In Paris, an American was considered enough of a curiosity that after months of lobbying, Jacobi was able to claim the first spot at the École de Médecine ever awarded to a woman. There were a few stipulations attached to her attendance. She had to enter lectures through a door not used by other students and sit near the professor. Jacobi joked that hers would be the first petticoat the school had seen since its founding. However strange the circumstances, Jacobi found assimilation easy. She wrote, “I... feel as much at home as if I had been there all my life.”

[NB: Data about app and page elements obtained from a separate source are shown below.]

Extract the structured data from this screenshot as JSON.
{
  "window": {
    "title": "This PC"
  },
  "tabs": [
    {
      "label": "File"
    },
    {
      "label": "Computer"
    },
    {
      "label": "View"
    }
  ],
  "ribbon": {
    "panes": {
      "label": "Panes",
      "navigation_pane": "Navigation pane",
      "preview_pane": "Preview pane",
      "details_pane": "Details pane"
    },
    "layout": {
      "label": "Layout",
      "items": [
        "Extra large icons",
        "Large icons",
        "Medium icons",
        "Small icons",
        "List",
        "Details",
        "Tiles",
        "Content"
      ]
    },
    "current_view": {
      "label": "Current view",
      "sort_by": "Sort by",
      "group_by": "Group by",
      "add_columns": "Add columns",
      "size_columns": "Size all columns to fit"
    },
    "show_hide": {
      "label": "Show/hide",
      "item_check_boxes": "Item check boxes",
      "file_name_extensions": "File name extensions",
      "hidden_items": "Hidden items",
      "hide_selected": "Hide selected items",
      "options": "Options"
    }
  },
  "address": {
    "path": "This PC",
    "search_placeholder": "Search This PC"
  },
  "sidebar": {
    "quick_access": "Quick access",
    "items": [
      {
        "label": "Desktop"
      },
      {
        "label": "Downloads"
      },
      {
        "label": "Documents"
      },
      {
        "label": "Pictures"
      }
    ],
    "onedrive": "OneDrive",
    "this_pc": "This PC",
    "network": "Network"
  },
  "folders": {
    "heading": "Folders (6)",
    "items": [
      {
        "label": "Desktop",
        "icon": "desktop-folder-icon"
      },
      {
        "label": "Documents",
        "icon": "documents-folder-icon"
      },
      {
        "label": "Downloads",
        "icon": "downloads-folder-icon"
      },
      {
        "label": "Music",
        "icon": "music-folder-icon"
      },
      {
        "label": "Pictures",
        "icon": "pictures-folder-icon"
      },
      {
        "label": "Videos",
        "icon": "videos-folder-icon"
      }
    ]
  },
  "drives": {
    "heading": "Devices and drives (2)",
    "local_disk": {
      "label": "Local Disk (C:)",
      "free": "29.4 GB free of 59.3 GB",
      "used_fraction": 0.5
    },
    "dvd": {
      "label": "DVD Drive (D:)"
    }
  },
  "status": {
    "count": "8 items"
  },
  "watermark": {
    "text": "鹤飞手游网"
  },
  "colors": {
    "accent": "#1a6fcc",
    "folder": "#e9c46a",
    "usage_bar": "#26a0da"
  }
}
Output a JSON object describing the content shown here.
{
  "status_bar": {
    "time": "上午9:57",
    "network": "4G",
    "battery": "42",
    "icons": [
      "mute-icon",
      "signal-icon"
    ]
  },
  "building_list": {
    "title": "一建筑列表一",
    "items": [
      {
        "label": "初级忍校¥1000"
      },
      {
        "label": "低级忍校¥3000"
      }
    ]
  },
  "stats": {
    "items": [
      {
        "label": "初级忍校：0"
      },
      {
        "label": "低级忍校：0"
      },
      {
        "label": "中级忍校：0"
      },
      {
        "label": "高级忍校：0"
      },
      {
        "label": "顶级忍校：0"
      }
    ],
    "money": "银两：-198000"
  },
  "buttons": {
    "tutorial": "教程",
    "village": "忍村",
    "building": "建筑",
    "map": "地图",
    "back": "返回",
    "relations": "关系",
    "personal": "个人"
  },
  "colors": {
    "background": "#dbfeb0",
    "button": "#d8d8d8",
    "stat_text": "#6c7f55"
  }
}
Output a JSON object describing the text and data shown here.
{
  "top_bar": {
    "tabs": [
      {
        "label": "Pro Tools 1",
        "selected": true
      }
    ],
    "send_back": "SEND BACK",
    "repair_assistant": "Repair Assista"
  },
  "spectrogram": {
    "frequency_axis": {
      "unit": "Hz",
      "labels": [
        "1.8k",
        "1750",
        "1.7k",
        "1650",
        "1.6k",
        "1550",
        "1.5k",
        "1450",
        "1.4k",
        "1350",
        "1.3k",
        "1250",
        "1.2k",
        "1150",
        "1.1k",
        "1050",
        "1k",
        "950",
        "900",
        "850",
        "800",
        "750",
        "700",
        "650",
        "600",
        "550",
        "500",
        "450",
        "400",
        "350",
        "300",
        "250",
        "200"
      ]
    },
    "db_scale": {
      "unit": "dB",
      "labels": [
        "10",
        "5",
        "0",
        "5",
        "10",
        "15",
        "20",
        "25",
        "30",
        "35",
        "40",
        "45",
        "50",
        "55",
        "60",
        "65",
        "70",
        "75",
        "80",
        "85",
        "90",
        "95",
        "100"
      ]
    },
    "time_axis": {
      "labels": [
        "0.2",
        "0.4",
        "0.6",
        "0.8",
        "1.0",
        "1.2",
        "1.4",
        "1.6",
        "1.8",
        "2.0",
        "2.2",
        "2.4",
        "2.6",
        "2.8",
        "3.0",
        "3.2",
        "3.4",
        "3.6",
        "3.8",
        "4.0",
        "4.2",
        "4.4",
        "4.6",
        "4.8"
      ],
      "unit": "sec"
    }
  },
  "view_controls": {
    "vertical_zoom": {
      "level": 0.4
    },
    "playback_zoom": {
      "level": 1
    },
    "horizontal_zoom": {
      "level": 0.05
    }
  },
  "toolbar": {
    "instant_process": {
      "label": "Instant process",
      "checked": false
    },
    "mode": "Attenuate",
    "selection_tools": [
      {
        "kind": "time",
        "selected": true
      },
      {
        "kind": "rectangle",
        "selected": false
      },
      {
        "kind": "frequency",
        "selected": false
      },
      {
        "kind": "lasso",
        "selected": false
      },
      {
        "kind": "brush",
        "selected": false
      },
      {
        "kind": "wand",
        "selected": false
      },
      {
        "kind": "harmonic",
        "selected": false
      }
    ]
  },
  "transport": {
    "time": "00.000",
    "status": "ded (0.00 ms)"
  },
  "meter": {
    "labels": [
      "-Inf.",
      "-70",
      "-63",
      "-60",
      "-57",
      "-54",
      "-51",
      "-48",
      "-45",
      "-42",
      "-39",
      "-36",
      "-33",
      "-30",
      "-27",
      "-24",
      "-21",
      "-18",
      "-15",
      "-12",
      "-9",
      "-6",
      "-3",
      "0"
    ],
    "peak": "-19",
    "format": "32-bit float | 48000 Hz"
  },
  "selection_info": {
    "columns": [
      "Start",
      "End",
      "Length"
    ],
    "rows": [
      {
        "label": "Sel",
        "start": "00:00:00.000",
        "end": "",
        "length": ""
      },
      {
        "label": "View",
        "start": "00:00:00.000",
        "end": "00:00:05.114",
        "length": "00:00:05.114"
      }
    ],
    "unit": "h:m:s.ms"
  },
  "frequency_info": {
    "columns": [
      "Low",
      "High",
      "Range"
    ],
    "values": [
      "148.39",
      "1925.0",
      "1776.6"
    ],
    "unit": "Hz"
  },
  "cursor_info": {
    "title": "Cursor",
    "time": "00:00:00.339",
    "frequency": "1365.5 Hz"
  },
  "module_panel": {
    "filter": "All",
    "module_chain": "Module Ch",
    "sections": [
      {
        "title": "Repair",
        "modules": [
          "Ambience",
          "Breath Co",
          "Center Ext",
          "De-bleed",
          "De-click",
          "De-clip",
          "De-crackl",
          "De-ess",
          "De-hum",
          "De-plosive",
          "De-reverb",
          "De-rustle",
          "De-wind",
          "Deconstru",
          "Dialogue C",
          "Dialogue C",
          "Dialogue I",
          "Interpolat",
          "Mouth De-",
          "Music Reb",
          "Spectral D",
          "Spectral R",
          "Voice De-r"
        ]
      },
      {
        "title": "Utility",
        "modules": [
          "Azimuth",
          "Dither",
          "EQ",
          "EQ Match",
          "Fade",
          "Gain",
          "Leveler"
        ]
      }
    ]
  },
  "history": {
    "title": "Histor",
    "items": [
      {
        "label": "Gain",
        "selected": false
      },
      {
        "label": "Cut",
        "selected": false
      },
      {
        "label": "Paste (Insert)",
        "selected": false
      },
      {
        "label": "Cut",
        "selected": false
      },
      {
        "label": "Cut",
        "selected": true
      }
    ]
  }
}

Upon returning to the United States after five years in Paris, Jacobi began lecturing at Women’s Medical College of the New York Infirmary for Women and Children, practicing medicine and carving out more opportunities for women in the field concurrently. Jacobi helped found the Women’s Medical Association of New York City in 1872, opened New York Infirmary’s children’s ward, and became the Academy of Medicine’s first female member.

When she was diagnosed with a brain tumor, Jacobi documented the symptoms just as thoroughly and objectively as if she were responding to Clarke’s ridiculous claims. She titled the result, “Description of the Early Symptoms of the Meningeal Tumor Compressing the Cerebellum. From Which the Writer Died. Written by Herself.”

Jacobi did like to get in the last word.

This article has been excerpted from Rachel Swaby's forthcoming book, Headstrong: 52 Women Who Changed Science—and the World.